WHAT YOU SHOULD DO: Which lines in the data contain the word "true"? Please copy each of them.

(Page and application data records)
-=-=-=-=-

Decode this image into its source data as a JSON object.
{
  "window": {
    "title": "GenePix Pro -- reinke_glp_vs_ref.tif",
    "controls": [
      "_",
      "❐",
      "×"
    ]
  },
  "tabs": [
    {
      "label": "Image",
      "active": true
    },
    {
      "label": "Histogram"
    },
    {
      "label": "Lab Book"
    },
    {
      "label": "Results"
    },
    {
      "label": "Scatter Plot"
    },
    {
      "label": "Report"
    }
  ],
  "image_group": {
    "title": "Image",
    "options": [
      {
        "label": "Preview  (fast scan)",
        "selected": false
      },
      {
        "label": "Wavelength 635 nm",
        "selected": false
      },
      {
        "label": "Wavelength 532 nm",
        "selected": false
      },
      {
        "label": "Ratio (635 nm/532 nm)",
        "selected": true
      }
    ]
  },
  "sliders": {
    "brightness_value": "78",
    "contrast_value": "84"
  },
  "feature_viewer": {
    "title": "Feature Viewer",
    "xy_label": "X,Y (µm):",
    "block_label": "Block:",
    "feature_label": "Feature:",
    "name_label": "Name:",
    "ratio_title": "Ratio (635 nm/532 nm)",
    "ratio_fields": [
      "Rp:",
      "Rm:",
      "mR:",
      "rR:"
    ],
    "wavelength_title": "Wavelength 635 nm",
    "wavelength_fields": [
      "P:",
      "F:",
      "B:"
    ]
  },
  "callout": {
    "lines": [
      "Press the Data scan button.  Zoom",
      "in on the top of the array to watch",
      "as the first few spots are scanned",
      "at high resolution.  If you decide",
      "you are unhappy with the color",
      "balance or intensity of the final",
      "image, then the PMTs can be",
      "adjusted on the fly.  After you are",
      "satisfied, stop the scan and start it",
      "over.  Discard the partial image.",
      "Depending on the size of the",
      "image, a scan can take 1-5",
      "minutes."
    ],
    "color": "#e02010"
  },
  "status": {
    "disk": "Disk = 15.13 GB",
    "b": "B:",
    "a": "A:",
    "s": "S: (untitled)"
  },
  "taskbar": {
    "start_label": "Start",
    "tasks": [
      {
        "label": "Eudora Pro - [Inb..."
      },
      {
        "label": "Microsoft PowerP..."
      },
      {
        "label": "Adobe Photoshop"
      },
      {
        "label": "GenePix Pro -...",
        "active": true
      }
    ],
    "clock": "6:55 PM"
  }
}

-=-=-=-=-

RESULT OF THIS TASK:
      "active": true
        "selected": true
        "active": true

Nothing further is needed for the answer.